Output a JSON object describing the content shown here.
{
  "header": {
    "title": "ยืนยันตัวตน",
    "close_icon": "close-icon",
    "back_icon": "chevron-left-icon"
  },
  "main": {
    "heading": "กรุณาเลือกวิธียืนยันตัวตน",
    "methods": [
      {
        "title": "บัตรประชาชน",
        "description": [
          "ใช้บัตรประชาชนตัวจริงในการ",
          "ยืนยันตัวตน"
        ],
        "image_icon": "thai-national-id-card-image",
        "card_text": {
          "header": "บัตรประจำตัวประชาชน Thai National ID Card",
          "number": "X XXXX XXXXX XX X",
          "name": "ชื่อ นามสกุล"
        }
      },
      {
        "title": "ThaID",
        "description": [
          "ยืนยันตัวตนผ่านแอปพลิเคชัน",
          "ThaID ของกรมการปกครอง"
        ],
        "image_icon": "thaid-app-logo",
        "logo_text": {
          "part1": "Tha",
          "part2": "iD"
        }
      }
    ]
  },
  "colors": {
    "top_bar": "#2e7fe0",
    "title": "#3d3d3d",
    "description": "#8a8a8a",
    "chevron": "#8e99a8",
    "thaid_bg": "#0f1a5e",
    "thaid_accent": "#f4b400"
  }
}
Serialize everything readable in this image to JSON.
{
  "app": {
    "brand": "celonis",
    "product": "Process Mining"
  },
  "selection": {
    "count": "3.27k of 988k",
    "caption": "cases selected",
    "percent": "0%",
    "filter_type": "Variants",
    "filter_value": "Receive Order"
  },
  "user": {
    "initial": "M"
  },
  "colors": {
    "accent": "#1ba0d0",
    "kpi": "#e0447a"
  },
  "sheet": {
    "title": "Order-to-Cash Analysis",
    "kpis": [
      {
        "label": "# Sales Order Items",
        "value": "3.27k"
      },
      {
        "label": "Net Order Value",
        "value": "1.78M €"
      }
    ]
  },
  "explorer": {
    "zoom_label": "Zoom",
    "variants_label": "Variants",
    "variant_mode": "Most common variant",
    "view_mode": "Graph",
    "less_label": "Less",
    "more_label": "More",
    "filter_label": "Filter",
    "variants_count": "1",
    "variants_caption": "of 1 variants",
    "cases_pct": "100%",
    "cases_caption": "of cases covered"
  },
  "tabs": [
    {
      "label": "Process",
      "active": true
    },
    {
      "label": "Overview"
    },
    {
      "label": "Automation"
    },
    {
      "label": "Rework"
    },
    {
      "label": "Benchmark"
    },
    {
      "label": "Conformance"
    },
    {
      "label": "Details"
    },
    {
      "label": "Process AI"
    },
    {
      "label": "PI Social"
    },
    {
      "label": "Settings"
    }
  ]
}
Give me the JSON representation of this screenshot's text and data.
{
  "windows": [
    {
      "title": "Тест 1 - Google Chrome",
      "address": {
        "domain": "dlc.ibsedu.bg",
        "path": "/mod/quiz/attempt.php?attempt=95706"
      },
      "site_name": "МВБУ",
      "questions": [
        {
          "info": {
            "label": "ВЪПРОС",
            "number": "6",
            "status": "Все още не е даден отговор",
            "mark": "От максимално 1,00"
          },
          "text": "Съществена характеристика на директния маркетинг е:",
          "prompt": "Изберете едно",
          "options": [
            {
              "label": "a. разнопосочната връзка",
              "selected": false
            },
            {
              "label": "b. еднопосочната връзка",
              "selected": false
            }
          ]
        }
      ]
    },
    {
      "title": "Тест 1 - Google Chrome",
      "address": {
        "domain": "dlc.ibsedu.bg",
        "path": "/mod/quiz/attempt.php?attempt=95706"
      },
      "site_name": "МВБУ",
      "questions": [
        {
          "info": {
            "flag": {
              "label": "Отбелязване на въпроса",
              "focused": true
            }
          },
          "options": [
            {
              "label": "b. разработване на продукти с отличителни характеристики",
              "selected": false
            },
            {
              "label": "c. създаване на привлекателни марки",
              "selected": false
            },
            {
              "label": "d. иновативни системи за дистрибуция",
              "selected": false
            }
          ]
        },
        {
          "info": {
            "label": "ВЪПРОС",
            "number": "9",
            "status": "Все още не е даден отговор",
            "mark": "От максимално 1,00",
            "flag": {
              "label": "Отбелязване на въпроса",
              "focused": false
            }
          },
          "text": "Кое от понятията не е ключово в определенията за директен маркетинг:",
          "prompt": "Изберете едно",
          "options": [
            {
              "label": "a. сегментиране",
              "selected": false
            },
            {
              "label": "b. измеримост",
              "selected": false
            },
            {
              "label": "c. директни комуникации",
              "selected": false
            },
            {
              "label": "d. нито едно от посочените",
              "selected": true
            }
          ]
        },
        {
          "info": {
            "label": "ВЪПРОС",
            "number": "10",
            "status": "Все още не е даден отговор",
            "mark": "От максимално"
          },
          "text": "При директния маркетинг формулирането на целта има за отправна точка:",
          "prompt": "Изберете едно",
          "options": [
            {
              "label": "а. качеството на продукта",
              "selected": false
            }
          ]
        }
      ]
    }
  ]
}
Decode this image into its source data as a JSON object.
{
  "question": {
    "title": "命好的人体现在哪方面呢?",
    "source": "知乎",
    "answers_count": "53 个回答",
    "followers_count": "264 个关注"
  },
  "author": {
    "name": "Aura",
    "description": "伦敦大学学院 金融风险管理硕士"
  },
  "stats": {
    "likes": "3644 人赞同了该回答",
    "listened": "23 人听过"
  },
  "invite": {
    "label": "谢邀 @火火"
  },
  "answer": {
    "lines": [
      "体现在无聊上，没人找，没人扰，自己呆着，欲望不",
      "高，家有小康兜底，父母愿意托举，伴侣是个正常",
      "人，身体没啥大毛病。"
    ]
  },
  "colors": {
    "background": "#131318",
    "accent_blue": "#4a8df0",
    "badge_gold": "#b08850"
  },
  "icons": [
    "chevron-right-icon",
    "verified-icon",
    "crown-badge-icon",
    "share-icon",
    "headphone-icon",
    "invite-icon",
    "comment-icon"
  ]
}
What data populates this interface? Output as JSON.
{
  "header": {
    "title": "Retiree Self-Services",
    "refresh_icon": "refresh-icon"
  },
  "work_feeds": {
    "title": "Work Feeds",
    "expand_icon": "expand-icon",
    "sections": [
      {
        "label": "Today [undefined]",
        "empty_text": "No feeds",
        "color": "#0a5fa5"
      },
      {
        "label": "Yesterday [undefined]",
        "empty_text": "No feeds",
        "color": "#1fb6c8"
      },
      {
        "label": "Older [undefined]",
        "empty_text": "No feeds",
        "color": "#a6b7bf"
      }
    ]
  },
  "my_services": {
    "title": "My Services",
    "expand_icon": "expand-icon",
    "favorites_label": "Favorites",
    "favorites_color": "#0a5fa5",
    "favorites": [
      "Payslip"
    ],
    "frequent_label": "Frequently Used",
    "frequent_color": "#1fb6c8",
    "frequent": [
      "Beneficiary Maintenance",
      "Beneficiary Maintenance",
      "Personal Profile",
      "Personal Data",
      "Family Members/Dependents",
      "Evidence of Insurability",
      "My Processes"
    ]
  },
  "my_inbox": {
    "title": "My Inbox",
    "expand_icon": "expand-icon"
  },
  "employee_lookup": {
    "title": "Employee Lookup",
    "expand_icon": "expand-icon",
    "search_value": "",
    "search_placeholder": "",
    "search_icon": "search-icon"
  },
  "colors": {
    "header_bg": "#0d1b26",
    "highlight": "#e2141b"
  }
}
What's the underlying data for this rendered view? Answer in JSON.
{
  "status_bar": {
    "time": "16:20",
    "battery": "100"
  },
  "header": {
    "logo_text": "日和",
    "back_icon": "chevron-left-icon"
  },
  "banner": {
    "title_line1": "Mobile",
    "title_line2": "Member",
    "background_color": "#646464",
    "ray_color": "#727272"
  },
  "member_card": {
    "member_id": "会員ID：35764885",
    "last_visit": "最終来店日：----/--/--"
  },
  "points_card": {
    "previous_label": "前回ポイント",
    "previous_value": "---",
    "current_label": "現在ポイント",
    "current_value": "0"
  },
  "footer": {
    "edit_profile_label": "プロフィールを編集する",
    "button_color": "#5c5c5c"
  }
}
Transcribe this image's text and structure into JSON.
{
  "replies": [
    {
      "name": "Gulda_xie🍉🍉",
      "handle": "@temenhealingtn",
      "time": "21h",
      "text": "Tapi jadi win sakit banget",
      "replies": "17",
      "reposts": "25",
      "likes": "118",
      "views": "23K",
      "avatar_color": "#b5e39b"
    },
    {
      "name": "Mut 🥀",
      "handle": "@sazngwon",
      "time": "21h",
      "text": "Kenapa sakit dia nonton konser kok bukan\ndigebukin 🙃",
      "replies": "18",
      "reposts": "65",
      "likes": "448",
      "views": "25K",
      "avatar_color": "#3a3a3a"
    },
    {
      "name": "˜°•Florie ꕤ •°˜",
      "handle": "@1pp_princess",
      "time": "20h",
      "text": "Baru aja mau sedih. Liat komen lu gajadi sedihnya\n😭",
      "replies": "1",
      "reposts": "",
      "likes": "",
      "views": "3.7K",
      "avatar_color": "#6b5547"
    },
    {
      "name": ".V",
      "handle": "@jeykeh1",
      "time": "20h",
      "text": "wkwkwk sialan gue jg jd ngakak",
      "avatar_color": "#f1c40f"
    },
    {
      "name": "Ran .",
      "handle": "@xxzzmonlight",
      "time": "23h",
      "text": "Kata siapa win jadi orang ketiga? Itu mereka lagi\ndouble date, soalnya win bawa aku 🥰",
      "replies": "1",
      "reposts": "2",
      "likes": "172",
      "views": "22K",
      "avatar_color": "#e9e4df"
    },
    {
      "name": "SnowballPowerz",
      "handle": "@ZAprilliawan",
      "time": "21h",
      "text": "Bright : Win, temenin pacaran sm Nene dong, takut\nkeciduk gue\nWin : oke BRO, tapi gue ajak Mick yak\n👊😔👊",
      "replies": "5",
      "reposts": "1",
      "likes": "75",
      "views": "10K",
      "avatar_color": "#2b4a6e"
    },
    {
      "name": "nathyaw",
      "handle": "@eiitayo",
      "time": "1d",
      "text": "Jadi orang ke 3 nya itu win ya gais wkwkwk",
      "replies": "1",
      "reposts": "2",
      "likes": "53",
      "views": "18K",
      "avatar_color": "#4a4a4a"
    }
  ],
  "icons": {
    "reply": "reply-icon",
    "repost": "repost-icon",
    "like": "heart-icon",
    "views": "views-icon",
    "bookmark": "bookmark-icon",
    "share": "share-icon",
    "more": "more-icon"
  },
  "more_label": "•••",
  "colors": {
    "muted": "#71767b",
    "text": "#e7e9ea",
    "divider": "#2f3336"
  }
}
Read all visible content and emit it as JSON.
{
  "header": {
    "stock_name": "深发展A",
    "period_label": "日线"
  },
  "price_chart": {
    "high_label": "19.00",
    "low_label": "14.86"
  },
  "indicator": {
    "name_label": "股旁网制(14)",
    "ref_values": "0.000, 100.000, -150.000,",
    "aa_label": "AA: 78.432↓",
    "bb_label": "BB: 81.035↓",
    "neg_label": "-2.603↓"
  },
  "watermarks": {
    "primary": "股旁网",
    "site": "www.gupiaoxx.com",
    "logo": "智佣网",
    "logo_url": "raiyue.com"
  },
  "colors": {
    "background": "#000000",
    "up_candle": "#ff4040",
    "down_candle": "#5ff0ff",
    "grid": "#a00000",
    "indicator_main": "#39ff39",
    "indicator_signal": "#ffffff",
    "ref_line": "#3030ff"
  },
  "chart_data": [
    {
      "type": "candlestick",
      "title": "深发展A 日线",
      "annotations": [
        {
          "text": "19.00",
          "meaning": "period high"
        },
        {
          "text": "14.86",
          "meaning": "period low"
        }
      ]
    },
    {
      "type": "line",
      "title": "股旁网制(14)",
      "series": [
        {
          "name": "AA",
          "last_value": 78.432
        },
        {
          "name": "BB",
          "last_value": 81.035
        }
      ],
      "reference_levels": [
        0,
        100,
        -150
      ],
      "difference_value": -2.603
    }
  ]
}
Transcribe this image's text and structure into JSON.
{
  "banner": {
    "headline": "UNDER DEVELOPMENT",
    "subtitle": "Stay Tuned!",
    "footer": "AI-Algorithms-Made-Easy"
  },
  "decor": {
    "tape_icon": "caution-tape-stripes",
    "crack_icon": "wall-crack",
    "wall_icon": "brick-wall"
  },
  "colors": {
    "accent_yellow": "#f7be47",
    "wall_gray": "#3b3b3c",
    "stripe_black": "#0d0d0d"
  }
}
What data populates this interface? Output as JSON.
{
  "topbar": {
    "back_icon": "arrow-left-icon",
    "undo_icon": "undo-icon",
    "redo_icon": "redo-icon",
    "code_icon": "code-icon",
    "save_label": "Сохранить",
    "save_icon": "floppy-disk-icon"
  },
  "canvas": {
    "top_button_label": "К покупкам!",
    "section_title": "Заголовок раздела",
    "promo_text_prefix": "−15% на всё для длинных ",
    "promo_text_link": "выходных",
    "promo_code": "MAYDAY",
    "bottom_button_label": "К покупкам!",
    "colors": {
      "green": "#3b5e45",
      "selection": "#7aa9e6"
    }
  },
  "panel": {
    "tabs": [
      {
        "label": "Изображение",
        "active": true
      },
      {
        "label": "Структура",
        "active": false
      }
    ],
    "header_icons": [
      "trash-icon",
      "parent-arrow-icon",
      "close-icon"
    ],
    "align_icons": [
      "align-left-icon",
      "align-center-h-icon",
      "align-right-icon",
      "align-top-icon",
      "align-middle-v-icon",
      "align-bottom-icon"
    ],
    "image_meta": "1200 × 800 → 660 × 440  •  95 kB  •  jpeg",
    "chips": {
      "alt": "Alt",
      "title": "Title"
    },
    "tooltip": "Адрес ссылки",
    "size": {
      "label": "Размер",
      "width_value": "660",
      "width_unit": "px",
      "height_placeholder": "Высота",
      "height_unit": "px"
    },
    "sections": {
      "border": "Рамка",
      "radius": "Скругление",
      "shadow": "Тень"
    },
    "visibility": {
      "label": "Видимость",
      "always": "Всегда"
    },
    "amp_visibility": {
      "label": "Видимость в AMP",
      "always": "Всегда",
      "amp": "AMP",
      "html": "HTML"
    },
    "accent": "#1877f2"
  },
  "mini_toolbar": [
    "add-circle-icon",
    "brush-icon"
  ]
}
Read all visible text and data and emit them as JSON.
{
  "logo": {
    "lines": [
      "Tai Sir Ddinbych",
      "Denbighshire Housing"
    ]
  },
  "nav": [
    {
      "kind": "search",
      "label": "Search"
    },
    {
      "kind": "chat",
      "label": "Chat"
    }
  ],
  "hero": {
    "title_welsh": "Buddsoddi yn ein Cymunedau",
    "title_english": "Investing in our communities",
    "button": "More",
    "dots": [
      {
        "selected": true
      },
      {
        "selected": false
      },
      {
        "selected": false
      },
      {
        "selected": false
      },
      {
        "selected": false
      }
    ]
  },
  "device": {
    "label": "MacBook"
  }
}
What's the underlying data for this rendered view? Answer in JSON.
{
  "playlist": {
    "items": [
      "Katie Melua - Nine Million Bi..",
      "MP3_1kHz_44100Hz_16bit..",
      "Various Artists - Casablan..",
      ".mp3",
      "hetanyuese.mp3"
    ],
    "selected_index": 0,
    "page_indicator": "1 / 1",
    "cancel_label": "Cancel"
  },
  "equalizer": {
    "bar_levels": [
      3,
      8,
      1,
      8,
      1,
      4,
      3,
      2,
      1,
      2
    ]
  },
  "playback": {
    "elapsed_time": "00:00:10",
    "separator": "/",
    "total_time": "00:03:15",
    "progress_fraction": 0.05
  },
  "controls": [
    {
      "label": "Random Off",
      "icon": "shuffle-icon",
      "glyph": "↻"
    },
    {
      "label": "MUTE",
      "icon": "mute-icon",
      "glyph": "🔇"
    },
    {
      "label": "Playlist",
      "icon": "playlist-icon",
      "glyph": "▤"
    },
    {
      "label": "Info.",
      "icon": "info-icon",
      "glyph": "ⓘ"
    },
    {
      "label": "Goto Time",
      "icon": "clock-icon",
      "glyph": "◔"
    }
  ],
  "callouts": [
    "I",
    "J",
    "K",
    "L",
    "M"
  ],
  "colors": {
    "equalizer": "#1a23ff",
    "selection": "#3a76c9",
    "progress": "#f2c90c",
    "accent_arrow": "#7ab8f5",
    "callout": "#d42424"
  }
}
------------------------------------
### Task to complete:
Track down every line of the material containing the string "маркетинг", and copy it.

### Task result:
          "text": "Съществена характеристика на директния маркетинг е:",
          "text": "Кое от понятията не е ключово в определенията за директен маркетинг:",
          "text": "При директния маркетинг формулирането на целта има за отправна точка:",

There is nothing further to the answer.